── Provided records ──
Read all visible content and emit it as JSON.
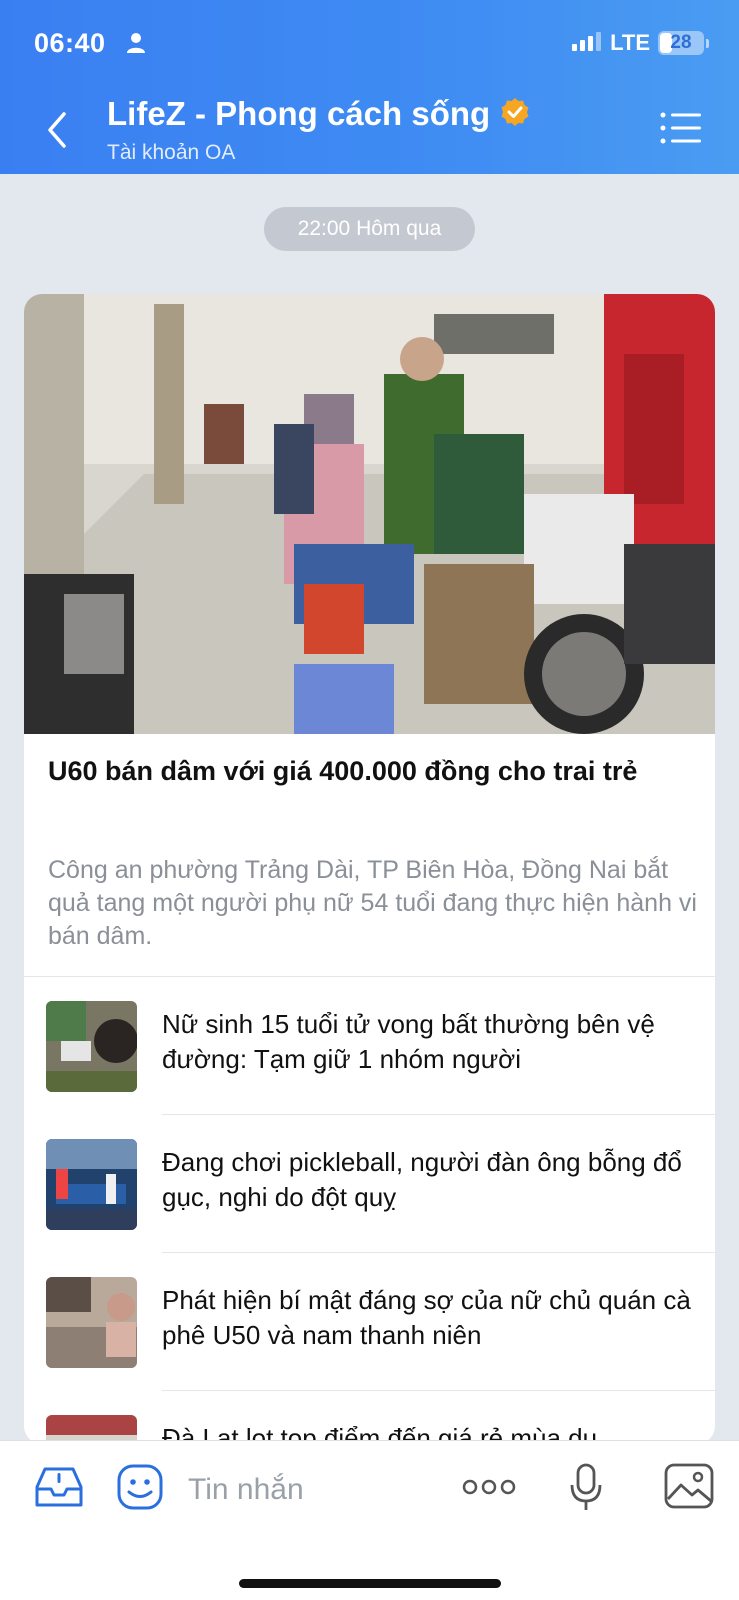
{
  "status_bar": {
    "time": "06:40",
    "network": "LTE",
    "battery": "28"
  },
  "header": {
    "title": "LifeZ - Phong cách sống",
    "subtitle": "Tài khoản OA"
  },
  "chat": {
    "timestamp": "22:00 Hôm qua"
  },
  "article": {
    "title": "U60 bán dâm với giá 400.000 đồng cho trai trẻ",
    "description": "Công an phường Trảng Dài, TP Biên Hòa, Đồng Nai bắt quả tang một người phụ nữ 54 tuổi đang thực hiện hành vi bán dâm."
  },
  "related": [
    {
      "title": "Nữ sinh 15 tuổi tử vong bất thường bên vệ đường: Tạm giữ 1 nhóm người"
    },
    {
      "title": "Đang chơi pickleball, người đàn ông bỗng đổ gục, nghi do đột quỵ"
    },
    {
      "title": "Phát hiện bí mật đáng sợ của nữ chủ quán cà phê U50 và nam thanh niên"
    },
    {
      "title": "Đà Lạt lọt top điểm đến giá rẻ mùa du"
    }
  ],
  "composer": {
    "placeholder": "Tin nhắn"
  },
  "colors": {
    "header_blue": "#3f8cf3",
    "verified_orange": "#f5a623",
    "icon_blue": "#2a6fe0"
  },
  "icons": [
    "person-icon",
    "signal-icon",
    "battery-icon",
    "back-icon",
    "verified-icon",
    "menu-list-icon",
    "inbox-icon",
    "emoji-icon",
    "more-icon",
    "mic-icon",
    "image-icon"
  ]
}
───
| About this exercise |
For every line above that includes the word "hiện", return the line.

| Response box |
    "description": "Công an phường Trảng Dài, TP Biên Hòa, Đồng Nai bắt quả tang một người phụ nữ 54 tuổi đang thực hiện hành vi bán dâm."
      "title": "Phát hiện bí mật đáng sợ của nữ chủ quán cà phê U50 và nam thanh niên"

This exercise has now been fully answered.